  • Potential for tracking error: Tracking error occurs when a security’s price doesn’t follow the index it was meant to track, meaning you may not be able to bank on higher returns.
  • Costly: While traditional ETFs can offer very low expense ratios, leveraged ETFs are typically a more expensive investment option. For example, a typical ETF may have an expense ratio below 0.50% but a leveraged ETF may have an expense ratio as high as 3%.

Aside from those considerations, it’s important to note that investing in leveraged ETFs requires you to be hands-on when it comes to choosing which ETFs to invest in and making trades. This is not an investment approach that’s designed for the passive investor who’s hoping to remain hands-off with their portfolio.

If you don’t have the time or the patience to thoroughly research leveraged ETF investments and stay active with trading, then you could be setting yourself up for losses rather than gains.

How to use leveraged ETFs in your investing strategy

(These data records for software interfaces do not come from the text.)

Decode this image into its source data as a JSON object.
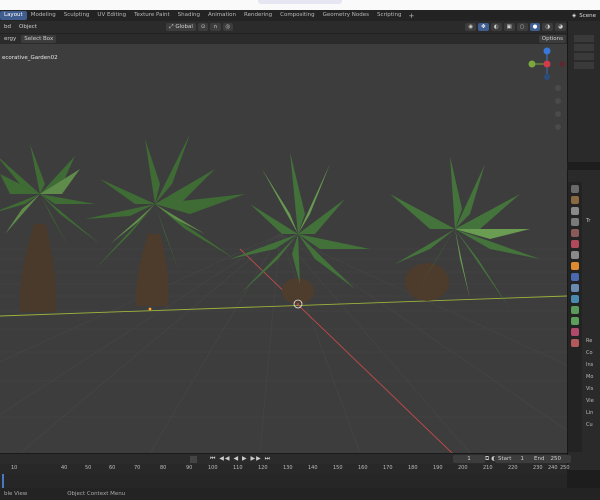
{
  "workspace_tabs": [
    "Layout",
    "Modeling",
    "Sculpting",
    "UV Editing",
    "Texture Paint",
    "Shading",
    "Animation",
    "Rendering",
    "Compositing",
    "Geometry Nodes",
    "Scripting"
  ],
  "workspace_add": "+",
  "scene_label": "Scene",
  "header": {
    "mode": "bd",
    "object_menu": "Object",
    "orientation": "Global"
  },
  "toolbar": {
    "tool_label": "ergy",
    "select_mode": "Select Box",
    "options": "Options"
  },
  "viewport": {
    "object_name": "ecorative_Garden02"
  },
  "timeline": {
    "ticks": [
      "10",
      "40",
      "50",
      "60",
      "70",
      "80",
      "90",
      "100",
      "110",
      "120",
      "130",
      "140",
      "150",
      "160",
      "170",
      "180",
      "190",
      "200",
      "210",
      "220",
      "230",
      "240",
      "250"
    ],
    "current_frame": "1",
    "start_label": "Start",
    "start_value": "1",
    "end_label": "End",
    "end_value": "250"
  },
  "status": {
    "left": "ble View",
    "middle": "Object Context Menu"
  },
  "properties": {
    "labels": [
      "Tr",
      "Re",
      "Co",
      "Ins",
      "Mo",
      "Vis",
      "Vie",
      "Lin",
      "Cu"
    ]
  },
  "colors": {
    "accent": "#3f5d8f",
    "viewport_bg": "#3d3d3d",
    "x_axis": "#c24a4a",
    "y_axis": "#9bb33c"
  }
}
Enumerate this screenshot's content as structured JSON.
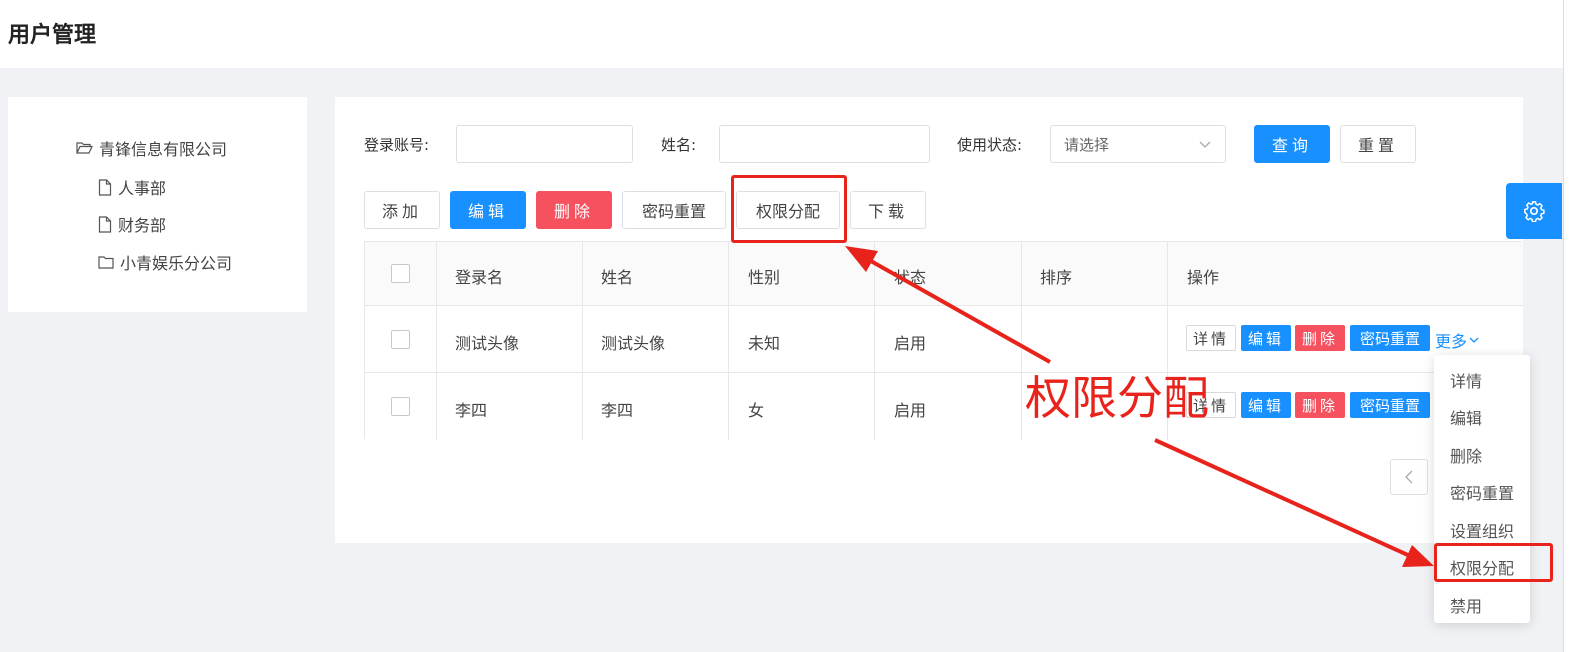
{
  "page": {
    "title": "用户管理"
  },
  "tree": {
    "root": "青锋信息有限公司",
    "children": [
      "人事部",
      "财务部",
      "小青娱乐分公司"
    ]
  },
  "search": {
    "account_label": "登录账号:",
    "name_label": "姓名:",
    "status_label": "使用状态:",
    "status_placeholder": "请选择",
    "query_button": "查询",
    "reset_button": "重置"
  },
  "toolbar": {
    "add": "添加",
    "edit": "编辑",
    "delete": "删除",
    "password_reset": "密码重置",
    "permission_assign": "权限分配",
    "download": "下载"
  },
  "table": {
    "headers": [
      "登录名",
      "姓名",
      "性别",
      "状态",
      "排序",
      "操作"
    ],
    "rows": [
      {
        "login": "测试头像",
        "name": "测试头像",
        "gender": "未知",
        "status": "启用",
        "order": ""
      },
      {
        "login": "李四",
        "name": "李四",
        "gender": "女",
        "status": "启用",
        "order": ""
      }
    ],
    "row_actions": {
      "detail": "详情",
      "edit": "编辑",
      "delete": "删除",
      "password_reset": "密码重置",
      "more": "更多"
    }
  },
  "dropdown": {
    "items": [
      "详情",
      "编辑",
      "删除",
      "密码重置",
      "设置组织",
      "权限分配",
      "禁用"
    ]
  },
  "annotation": {
    "text": "权限分配",
    "color": "#e8231c"
  },
  "colors": {
    "primary": "#1890ff",
    "danger": "#f5515f"
  }
}
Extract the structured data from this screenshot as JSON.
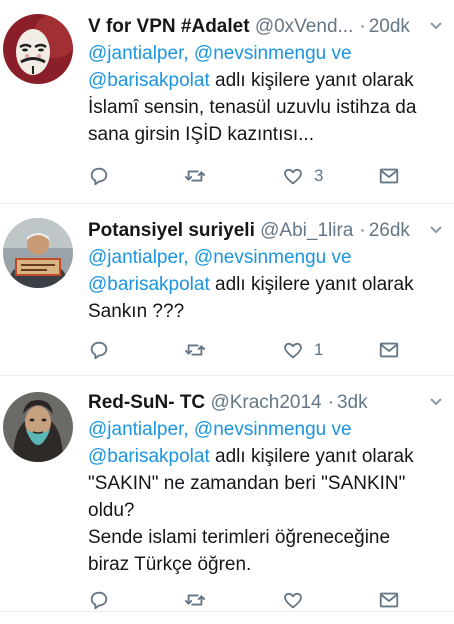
{
  "reply_prefix": "adlı kişilere yanıt olarak",
  "tweets": [
    {
      "name": "V for VPN #Adalet",
      "handle": "@0xVend...",
      "time": "20dk",
      "mention1": "@jantialper,",
      "mention2": "@nevsinmengu",
      "connector": "ve",
      "mention3": "@barisakpolat",
      "text_lines": [
        "İslamî sensin, tenasül uzuvlu istihza da",
        "sana girsin IŞİD kazıntısı..."
      ],
      "likes": "3",
      "avatar": "guy-fawkes-mask"
    },
    {
      "name": "Potansiyel suriyeli",
      "handle": "@Abi_1lira",
      "time": "26dk",
      "mention1": "@jantialper,",
      "mention2": "@nevsinmengu",
      "connector": "ve",
      "mention3": "@barisakpolat",
      "text_lines": [
        "Sankın ???"
      ],
      "likes": "1",
      "avatar": "man-with-sign"
    },
    {
      "name": "Red-SuN- TC",
      "handle": "@Krach2014",
      "time": "3dk",
      "mention1": "@jantialper,",
      "mention2": "@nevsinmengu",
      "connector": "ve",
      "mention3": "@barisakpolat",
      "text_lines": [
        "\"SAKIN\" ne zamandan beri \"SANKIN\"",
        "oldu?",
        "Sende islami terimleri öğreneceğine",
        "biraz Türkçe öğren."
      ],
      "likes": "",
      "avatar": "bearded-man"
    }
  ],
  "icons": [
    "reply-icon",
    "retweet-icon",
    "like-icon",
    "direct-message-icon",
    "chevron-down-icon"
  ],
  "colors": {
    "mention": "#1b95e0",
    "secondary": "#657786",
    "divider": "#e6ecf0"
  }
}
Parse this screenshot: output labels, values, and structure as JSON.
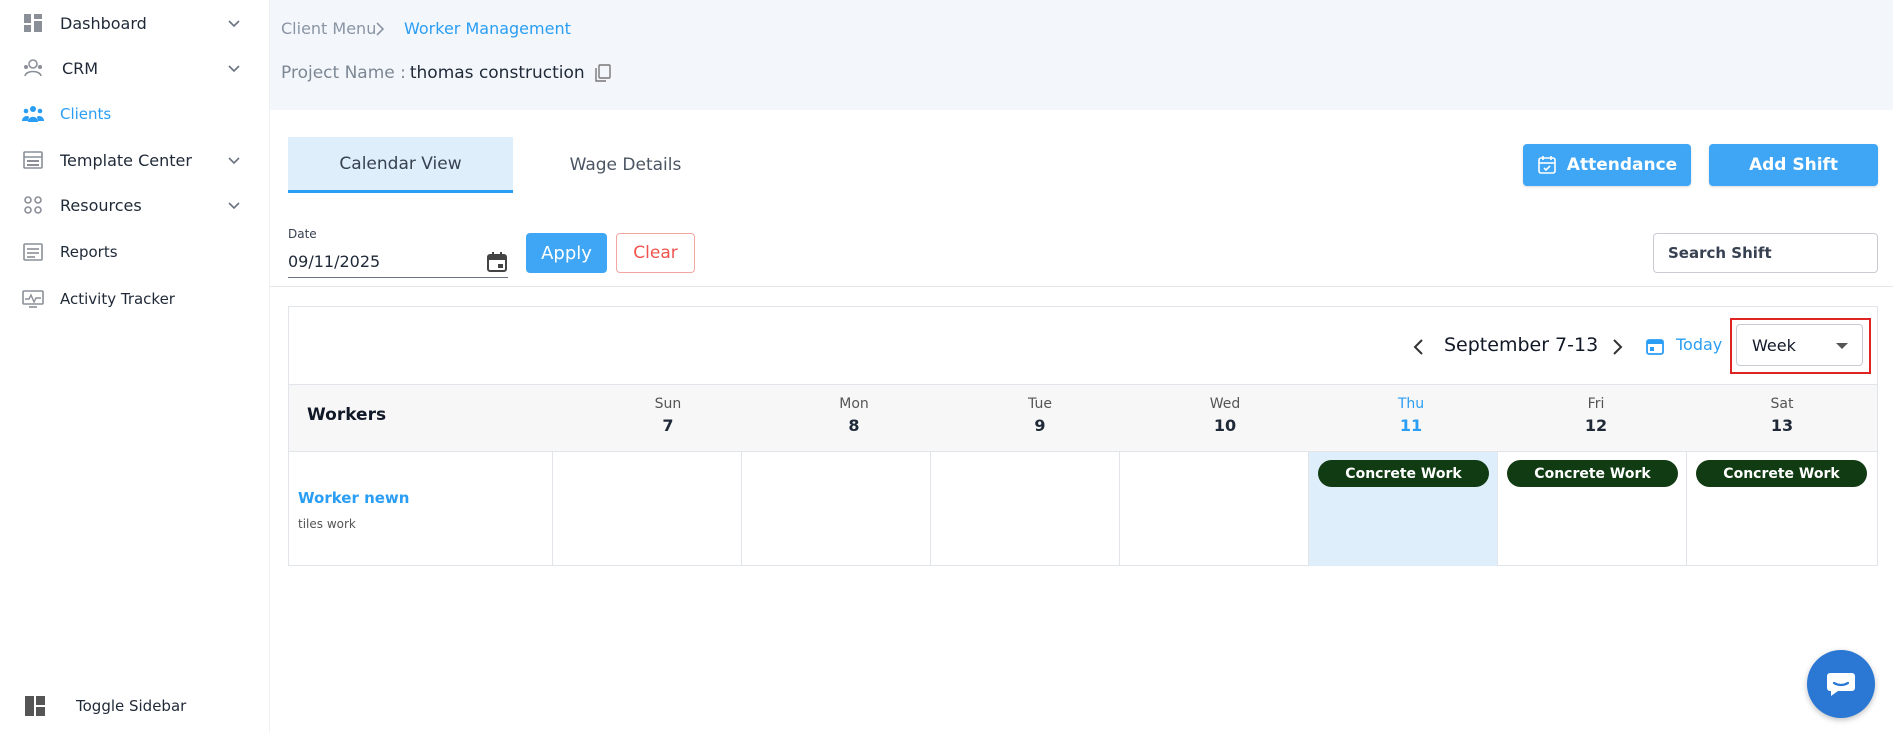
{
  "sidebar": {
    "items": [
      {
        "label": "Dashboard",
        "icon": "dashboard-icon",
        "has_chevron": true
      },
      {
        "label": "CRM",
        "icon": "crm-icon",
        "has_chevron": true
      },
      {
        "label": "Clients",
        "icon": "clients-icon",
        "active": true
      },
      {
        "label": "Template Center",
        "icon": "template-icon",
        "has_chevron": true
      },
      {
        "label": "Resources",
        "icon": "resources-icon",
        "has_chevron": true
      },
      {
        "label": "Reports",
        "icon": "reports-icon"
      },
      {
        "label": "Activity Tracker",
        "icon": "activity-icon"
      }
    ],
    "toggle_label": "Toggle Sidebar"
  },
  "breadcrumb": {
    "root": "Client Menu",
    "current": "Worker Management"
  },
  "project": {
    "key": "Project Name :",
    "value": "thomas construction"
  },
  "tabs": [
    {
      "label": "Calendar View",
      "active": true
    },
    {
      "label": "Wage Details",
      "active": false
    }
  ],
  "actions": {
    "attendance_label": "Attendance",
    "add_shift_label": "Add Shift"
  },
  "filters": {
    "date_label": "Date",
    "date_value": "09/11/2025",
    "apply_label": "Apply",
    "clear_label": "Clear",
    "search_placeholder": "Search Shift"
  },
  "calendar": {
    "range_label": "September 7-13",
    "today_label": "Today",
    "view_value": "Week",
    "workers_header": "Workers",
    "days": [
      {
        "name": "Sun",
        "num": "7"
      },
      {
        "name": "Mon",
        "num": "8"
      },
      {
        "name": "Tue",
        "num": "9"
      },
      {
        "name": "Wed",
        "num": "10"
      },
      {
        "name": "Thu",
        "num": "11",
        "today": true
      },
      {
        "name": "Fri",
        "num": "12"
      },
      {
        "name": "Sat",
        "num": "13"
      }
    ],
    "workers": [
      {
        "name": "Worker newn",
        "role": "tiles work",
        "shifts": [
          "",
          "",
          "",
          "",
          "Concrete Work",
          "Concrete Work",
          "Concrete Work"
        ]
      }
    ]
  },
  "colors": {
    "accent": "#2a9df4",
    "primary_button": "#3ea6f5",
    "shift_pill": "#113b12",
    "highlight_box": "#e02424",
    "today_bg": "#deeefb"
  }
}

If you feel confident that leveraged ETFs are right for you, understand first that they make the most sense as part of a short-term investing strategy. If you need long-term diversification and index exposure, then you’re likely going to be better off with a traditional index mutual fund or ETF.

Before buying your first leveraged ETF, take time to research funds. Specifically, you should:

  • Determine which indexes or sectors you’re interested in gaining exposure to in your portfolio.
  • Review the fund’s prospectus to understand its objectives and how it attempts to achieve them.
  • Consider the fund’s historical performance trends, though do keep in mind that past performance is not an indicator of future returns.
  • Compare the performance of the underlying benchmark or index the ETF tracks.
  • Determine what percentage of your portfolio holdings you’re comfortable committing to leveraged ETFs.
  • Consider the costs involved, in terms of management fees and commissions.

When in doubt, it may be best to start small with investing in leveraged ETFs. You can then expand your position as you become more familiar with how these ETFs operate.

You may want to talk to your financial advisor about where leveraged ETFs fit into your overall investment plan. Your advisor can offer perspective on what leveraged ETFs can (or can’t) help you do when it comes to satisfying your investment objectives.

Most popular leveraged ETFs

If you need some direction on which leveraged ETFs to invest in, consider this leveraged ETF list and 3x ETF list, both of which include some of the most popular choices for investors.

Top leveraged ETFs for 2020

  • ProShares UltraPro Short QQQ (SQQQ)
  • ProShares UltraPro Short S&P 500 (SPXU)
  • ProShares UltraPro Short Dow30 (SDOW)
  • ProShares UltraPro Short Russell2000 (SRTY)
  • Direxion S&P 500 Bull 2x (SPUU)
  • ProShares UltraPro Short MidCap400 (SMDD)
  • ProShares UltraPro Short Financials (FINZ)
  • ProShares UltraPro Short Nasdaq Biotechnology (ZBIO)
  • iPath LX Russell 2000 TR Index ETN (RTLA)

Top 3x leveraged ETFs for 2020

  • Direxion Daily S&P 500 Bear 3X Shares (SPXS)
  • Direxion Daily Gold Miners Bull 3X Shares (NUGT)
  • Direxion Daily Small Cap Bear 3X Shares (TZA)
  • Direxion Daily Financial Bear 3X Shares (FAZ)
  • VelocityShares 3x Inverse Natural Gas (DGAZ)
  • Direxion Daily Real Estate Bear 3x Shares (DRV)
  • Direxion Daily 20-Year Treasury Bear 3X (TMV)
  • VelocityShares 3x Inverse Crude Oil ETN (DWT)
  • United States 3x Oil Fund (USOU)